Data about app and page elements
┏━━

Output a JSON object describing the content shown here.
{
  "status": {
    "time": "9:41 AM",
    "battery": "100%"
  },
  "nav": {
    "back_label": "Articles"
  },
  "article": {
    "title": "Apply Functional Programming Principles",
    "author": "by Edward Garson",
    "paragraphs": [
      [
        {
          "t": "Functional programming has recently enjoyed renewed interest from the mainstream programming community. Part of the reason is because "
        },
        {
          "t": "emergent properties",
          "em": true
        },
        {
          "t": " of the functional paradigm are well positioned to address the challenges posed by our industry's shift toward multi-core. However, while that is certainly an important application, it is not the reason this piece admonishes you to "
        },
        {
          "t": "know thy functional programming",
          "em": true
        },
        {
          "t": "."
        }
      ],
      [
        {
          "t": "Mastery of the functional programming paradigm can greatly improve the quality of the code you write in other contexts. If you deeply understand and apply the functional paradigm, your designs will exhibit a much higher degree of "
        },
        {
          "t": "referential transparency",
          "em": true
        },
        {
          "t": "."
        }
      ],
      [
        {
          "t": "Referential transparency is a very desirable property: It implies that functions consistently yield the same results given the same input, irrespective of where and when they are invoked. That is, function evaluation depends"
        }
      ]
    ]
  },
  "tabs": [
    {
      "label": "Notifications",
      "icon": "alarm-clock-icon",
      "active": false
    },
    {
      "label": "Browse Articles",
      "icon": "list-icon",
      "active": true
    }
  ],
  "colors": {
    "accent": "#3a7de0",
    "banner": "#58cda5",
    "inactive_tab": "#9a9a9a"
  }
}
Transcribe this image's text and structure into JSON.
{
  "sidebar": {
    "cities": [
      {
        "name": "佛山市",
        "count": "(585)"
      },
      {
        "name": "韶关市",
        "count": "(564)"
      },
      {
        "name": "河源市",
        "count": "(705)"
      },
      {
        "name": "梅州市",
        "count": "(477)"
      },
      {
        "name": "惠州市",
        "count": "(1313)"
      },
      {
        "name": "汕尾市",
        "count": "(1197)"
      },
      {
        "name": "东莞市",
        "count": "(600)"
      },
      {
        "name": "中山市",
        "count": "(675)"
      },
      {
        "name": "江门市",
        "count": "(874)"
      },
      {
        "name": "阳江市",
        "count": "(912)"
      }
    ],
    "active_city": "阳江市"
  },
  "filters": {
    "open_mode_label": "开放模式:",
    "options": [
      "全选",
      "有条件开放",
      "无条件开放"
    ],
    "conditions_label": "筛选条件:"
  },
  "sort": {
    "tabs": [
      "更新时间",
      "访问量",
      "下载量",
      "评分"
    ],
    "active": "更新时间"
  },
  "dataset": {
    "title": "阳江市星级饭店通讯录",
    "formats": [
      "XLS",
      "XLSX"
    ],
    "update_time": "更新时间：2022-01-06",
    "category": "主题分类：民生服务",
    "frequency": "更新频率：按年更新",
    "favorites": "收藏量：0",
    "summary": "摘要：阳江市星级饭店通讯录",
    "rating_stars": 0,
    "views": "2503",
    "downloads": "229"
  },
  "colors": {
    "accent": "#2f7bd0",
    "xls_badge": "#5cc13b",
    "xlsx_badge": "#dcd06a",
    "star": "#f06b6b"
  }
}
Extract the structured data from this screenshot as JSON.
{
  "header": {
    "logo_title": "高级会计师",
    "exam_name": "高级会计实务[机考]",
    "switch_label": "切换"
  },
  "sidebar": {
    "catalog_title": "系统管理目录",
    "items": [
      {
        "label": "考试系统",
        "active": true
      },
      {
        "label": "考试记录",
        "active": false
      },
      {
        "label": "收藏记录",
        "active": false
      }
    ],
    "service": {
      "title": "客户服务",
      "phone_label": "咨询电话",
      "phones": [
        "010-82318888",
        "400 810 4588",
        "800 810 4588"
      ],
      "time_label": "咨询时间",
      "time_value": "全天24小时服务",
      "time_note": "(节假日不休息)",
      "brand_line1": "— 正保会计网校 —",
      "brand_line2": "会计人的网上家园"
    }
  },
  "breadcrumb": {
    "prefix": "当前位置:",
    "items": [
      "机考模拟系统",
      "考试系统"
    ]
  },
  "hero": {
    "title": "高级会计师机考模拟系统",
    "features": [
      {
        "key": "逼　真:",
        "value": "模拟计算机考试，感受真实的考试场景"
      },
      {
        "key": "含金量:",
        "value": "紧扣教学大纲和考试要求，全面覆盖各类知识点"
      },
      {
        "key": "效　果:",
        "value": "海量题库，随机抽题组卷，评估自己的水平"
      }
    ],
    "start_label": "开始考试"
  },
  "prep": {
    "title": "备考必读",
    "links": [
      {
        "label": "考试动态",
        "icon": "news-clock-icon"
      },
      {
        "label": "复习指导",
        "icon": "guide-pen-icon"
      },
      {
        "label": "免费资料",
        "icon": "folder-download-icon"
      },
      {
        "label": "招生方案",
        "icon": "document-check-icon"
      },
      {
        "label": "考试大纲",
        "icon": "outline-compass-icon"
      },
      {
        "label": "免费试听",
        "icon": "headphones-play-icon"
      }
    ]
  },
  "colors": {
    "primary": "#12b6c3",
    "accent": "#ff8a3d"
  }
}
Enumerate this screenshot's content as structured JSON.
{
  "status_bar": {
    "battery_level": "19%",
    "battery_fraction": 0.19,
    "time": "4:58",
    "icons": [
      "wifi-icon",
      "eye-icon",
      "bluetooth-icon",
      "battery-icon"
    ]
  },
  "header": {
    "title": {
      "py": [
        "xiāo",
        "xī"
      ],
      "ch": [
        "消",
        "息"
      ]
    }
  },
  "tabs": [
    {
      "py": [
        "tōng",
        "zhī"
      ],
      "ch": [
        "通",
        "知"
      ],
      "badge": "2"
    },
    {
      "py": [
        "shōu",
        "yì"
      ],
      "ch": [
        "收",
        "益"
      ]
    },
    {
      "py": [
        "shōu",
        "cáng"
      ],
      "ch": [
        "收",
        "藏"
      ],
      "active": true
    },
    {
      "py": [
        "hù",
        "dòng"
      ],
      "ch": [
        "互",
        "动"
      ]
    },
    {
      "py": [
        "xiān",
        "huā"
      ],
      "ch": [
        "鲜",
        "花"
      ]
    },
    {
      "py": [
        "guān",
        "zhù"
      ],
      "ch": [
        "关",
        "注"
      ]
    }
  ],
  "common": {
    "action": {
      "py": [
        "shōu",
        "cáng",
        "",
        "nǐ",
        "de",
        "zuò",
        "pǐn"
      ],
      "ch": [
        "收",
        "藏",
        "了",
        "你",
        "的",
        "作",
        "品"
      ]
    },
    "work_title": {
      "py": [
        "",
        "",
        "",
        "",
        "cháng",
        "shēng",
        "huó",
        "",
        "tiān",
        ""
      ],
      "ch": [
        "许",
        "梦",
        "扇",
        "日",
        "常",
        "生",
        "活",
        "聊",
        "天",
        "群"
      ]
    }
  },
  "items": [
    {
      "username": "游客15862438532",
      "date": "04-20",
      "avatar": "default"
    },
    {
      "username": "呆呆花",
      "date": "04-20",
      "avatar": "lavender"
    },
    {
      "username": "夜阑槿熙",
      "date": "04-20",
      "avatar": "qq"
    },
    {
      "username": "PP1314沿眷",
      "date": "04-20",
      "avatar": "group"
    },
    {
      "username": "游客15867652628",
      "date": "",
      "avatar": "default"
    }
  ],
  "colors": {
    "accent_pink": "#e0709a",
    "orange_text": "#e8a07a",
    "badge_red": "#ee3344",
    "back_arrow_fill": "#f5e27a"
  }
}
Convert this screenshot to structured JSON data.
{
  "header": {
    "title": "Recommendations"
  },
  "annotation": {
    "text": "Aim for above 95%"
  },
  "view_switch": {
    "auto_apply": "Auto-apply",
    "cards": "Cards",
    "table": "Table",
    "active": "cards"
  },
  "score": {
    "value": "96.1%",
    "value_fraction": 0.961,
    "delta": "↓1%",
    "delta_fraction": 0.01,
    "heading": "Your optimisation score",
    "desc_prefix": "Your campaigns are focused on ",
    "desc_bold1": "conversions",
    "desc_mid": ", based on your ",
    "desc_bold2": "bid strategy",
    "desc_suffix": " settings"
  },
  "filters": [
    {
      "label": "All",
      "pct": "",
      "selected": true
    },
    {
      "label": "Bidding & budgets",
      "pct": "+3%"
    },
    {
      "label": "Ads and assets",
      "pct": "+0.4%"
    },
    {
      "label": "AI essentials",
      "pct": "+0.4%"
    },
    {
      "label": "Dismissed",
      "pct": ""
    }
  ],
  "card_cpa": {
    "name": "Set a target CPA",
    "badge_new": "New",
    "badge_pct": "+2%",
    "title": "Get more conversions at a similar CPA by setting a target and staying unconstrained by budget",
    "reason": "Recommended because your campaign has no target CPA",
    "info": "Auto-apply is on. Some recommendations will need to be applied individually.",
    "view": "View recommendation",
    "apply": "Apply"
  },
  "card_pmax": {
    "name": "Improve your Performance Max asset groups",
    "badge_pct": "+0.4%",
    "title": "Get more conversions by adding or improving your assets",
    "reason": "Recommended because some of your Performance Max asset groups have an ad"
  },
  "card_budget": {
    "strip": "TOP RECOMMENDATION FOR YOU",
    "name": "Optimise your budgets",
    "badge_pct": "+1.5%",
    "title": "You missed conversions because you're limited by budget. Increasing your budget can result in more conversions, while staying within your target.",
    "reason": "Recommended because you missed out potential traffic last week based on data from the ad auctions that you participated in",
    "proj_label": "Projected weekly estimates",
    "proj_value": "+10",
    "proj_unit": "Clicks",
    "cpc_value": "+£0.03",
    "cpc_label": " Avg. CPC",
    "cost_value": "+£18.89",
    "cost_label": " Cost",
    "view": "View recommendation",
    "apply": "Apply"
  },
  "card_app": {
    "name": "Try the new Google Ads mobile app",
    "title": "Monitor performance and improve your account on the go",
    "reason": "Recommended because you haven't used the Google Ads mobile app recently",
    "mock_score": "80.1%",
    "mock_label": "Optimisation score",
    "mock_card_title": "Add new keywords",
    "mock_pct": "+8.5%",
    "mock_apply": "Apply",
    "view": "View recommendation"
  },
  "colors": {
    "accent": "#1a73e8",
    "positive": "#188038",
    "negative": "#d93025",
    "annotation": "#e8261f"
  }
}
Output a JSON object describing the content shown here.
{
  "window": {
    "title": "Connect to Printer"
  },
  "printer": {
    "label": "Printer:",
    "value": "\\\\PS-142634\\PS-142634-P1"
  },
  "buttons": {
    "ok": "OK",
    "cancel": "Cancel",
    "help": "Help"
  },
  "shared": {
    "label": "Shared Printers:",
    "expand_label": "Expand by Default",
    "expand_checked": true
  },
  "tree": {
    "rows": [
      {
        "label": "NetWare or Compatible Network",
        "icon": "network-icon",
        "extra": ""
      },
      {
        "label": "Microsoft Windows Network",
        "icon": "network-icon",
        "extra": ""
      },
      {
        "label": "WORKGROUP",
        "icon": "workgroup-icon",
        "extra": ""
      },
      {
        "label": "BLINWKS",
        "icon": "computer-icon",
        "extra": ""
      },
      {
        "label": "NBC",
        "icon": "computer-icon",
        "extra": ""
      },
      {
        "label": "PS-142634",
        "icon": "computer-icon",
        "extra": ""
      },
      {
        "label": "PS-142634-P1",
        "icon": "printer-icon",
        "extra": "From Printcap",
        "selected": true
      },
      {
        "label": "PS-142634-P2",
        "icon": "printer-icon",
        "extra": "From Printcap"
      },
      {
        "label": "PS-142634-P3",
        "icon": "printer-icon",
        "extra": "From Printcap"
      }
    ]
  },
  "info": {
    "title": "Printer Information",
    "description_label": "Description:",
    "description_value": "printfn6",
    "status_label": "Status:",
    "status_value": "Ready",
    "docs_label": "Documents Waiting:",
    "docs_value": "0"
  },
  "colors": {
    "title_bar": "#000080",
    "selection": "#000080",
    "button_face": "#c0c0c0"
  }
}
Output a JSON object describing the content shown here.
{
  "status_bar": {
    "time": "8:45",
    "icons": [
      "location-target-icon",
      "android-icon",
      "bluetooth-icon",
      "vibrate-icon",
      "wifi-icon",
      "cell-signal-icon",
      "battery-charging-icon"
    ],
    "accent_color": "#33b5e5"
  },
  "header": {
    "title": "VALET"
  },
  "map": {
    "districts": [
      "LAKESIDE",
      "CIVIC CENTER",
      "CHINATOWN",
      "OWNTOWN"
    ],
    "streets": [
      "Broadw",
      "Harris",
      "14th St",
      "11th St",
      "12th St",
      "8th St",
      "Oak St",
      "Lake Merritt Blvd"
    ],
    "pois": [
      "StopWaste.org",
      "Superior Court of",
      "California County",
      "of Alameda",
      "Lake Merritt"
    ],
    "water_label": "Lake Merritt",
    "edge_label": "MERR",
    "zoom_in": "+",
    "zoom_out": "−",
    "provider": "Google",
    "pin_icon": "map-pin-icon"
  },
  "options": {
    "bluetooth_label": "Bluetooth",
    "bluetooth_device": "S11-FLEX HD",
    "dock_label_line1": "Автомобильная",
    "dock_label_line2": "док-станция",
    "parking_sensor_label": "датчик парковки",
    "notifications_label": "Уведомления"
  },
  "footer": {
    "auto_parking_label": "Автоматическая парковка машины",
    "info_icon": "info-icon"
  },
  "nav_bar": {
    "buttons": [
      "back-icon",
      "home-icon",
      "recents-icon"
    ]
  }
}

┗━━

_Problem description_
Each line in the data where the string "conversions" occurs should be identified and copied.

_Final answer_
    "desc_bold1": "conversions",
    "title": "Get more conversions at a similar CPA by setting a target and staying unconstrained by budget",
    "title": "Get more conversions by adding or improving your assets",
    "title": "You missed conversions because you're limited by budget. Increasing your budget can result in more conversions, while staying within your target.",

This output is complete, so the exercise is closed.